The AIDS epidemic shook an entire generation of gay and bisexual men. Unfortunately this cultural history — this gay cultural history — cannot be transferred like that of other groups, in stories of shared experience from father to son, from mother to daughter.
Strategies of survival in the past and resilience in the present — informed by cold, hard statistics and health strategies — find no home in the traditional forum for educating youth: our own public schools. So many young men arrive at Yale, either clueless or careless, and the vast majority are left alone, continuing on the trajectory they began when they first walked onto Old Campus.
Must each of these men confront the virus alone, in the most personal way?
The answer is a firm “No.”
Many people want to help, but they need support and direction from the Yale administration.
Avenues to communicate knowledge and promote resources are in place, and a student body capable of engaging with them is waiting.
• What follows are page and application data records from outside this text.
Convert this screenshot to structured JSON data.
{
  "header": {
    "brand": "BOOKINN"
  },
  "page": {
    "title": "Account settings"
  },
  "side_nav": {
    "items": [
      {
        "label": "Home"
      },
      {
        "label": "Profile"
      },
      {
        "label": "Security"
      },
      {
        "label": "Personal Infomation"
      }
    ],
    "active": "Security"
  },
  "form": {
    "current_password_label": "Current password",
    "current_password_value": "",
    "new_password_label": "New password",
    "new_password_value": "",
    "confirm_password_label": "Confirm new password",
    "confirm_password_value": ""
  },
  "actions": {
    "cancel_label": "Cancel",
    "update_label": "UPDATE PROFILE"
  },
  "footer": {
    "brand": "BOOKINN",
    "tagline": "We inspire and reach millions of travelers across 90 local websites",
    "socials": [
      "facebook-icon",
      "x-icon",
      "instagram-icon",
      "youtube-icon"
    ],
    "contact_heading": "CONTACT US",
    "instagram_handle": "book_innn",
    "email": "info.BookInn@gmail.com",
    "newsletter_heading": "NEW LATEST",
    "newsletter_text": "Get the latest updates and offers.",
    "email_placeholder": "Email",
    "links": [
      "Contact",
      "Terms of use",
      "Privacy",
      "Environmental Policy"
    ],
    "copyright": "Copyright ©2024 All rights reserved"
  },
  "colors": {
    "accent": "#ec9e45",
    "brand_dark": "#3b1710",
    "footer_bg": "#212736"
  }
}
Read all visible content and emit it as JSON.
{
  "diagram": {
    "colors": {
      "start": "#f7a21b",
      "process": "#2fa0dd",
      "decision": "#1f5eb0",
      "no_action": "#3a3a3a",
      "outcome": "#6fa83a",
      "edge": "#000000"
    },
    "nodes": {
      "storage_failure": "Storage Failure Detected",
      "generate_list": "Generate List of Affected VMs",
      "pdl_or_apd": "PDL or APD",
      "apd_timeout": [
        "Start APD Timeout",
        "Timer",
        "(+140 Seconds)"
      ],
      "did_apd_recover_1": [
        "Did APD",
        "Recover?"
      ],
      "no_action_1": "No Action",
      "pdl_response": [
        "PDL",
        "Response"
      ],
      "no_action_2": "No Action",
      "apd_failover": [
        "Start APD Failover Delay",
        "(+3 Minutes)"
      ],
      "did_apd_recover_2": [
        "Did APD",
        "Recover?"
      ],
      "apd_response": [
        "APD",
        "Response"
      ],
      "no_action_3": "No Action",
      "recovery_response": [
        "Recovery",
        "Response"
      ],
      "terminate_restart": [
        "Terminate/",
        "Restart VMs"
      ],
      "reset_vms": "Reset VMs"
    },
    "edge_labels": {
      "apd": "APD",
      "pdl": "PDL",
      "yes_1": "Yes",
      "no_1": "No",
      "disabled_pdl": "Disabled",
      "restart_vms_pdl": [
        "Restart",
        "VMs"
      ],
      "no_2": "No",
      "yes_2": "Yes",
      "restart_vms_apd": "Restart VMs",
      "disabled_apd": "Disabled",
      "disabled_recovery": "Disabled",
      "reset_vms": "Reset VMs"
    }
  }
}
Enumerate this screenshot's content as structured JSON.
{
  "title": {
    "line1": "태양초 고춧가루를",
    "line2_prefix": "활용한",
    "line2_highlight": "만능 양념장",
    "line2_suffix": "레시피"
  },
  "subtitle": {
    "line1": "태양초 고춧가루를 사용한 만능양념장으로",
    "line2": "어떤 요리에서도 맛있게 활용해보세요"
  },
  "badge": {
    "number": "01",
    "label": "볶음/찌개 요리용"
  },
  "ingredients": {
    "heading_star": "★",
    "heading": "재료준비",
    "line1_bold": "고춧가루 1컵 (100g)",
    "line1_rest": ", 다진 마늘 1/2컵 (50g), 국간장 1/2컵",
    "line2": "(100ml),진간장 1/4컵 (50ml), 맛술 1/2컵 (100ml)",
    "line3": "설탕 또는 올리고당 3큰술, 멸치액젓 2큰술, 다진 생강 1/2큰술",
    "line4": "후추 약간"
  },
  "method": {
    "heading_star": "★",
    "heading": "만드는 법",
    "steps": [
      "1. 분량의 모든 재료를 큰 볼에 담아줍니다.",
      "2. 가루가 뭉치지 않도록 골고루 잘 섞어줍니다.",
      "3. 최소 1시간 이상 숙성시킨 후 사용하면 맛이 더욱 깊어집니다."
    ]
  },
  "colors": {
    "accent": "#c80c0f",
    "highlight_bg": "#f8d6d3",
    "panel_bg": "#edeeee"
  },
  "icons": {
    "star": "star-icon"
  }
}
We must adapt our current introductory health programming to include LGBT-specific issues like HIV.
But we cannot stop there.
Given Yale’s unique familiarity with HIV/AIDS, we must remake ourselves into a model for the rest of the country, tackling difficult issues like discussing sexual history and HIV status with partners, regardless of orientation.
We must empower young men and women to carry these skills and this knowledge into their communities when they leave campus as Yale College graduates.
We must recognize that this is our HIV crisis.